  • Dee P

    Harv, your second “nagging thought” is exactly my reason why I am against Bynum coming to Cleveland and being around Waiters.

  • cleveland__rocks

    what videos?

  • Rizzle

    If the moon was made of BBQ ribs, would you eat it?

  • Team Brady

    What sanctimonious fans the Browns have…!

  • NonDairyKreemer

    I don’t think it shows any more urgency or panic than any other move this offseason. I think they identified a market inefficiency (the opportunity to get a potential top-20 pick for a future 2nd rounder) and jumped on it. If they evaluated his talent that highly and passed because it’s the “supplemental draft,” I would hope we’d all be furious about it.

  • http://www.facebook.com/people/Joe-Murphy/30101207 Joe Murphy

    Love the article Scott, but when you say “Gordon attacks the ball at its higest point,” I have found most scouting reports differ.
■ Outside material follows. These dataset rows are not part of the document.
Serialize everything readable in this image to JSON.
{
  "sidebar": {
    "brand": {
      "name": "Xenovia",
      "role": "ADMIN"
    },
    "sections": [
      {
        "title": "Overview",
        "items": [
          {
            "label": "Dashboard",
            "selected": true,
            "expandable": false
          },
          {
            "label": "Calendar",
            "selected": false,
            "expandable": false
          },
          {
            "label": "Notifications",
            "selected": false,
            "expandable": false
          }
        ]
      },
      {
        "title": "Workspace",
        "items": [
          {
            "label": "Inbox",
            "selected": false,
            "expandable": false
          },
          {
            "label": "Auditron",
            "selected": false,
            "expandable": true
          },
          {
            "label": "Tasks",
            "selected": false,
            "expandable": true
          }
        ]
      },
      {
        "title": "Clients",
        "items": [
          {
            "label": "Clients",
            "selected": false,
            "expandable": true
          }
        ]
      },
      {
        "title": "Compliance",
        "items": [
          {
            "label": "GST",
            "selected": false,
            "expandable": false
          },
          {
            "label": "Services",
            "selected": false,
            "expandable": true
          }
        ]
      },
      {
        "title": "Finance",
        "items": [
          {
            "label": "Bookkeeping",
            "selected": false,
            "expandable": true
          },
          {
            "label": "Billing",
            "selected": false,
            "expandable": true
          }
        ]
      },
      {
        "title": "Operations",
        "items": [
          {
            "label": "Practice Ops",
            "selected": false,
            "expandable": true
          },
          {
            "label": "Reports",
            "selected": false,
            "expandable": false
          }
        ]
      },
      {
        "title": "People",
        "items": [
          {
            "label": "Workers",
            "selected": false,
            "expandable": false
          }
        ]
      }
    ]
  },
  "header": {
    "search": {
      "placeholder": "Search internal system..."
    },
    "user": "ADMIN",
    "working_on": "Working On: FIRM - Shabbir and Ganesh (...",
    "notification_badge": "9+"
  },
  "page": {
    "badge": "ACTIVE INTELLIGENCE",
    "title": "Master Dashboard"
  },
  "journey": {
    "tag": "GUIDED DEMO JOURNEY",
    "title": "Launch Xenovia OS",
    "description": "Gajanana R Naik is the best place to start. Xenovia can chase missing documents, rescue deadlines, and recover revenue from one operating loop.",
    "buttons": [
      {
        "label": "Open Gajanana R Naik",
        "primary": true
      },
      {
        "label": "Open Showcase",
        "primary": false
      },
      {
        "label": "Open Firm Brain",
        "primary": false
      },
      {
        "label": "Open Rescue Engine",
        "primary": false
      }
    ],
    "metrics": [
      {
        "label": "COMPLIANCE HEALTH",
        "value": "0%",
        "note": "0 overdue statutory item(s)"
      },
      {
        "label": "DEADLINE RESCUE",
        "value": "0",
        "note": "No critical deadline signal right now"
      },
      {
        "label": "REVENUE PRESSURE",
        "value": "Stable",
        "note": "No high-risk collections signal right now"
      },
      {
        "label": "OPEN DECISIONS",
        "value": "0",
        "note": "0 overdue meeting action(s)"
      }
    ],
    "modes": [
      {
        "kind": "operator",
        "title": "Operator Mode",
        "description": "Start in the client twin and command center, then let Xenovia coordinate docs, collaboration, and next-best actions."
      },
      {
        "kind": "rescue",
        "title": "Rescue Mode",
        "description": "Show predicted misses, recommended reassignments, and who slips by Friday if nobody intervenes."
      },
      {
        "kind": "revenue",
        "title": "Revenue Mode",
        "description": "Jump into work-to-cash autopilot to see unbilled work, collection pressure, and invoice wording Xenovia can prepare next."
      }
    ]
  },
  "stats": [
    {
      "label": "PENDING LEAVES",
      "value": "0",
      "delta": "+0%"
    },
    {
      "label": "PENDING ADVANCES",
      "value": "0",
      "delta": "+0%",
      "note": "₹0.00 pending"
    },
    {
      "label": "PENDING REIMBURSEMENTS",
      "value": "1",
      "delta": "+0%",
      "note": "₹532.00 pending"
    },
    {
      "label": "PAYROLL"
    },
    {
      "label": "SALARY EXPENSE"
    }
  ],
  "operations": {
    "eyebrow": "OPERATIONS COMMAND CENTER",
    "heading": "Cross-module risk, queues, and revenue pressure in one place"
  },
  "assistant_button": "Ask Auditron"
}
Per Sigmund Bloom: “Gordon is not a high-wire-act/jumpball wide receiver because he is not a natural when it comes to high-pointing the ball.” He’s got immense potential, but will have to master these finer points first.

    As for the commenters basing our WR corps on this guy being the #1WR, and/or claiming he’s better then Kendall Wright.. Those are all nice thoughts to think, just realize there’s a less then 50% chance they’ll come to fruition.

  • Petefranklin

    I want Fritz’ son put on a very short leash this year. He needs to at least get an offense thats in synchronization. I know mistakes with the players will happen, but constant miscues from the coaching staff should be dealt with severely this year. After all shurmer has done practically nothing to deserve a head coaching job. The thing I want to see most this year is Weeden winding up at launching it as far as he can at least once a half, down and distance be damned!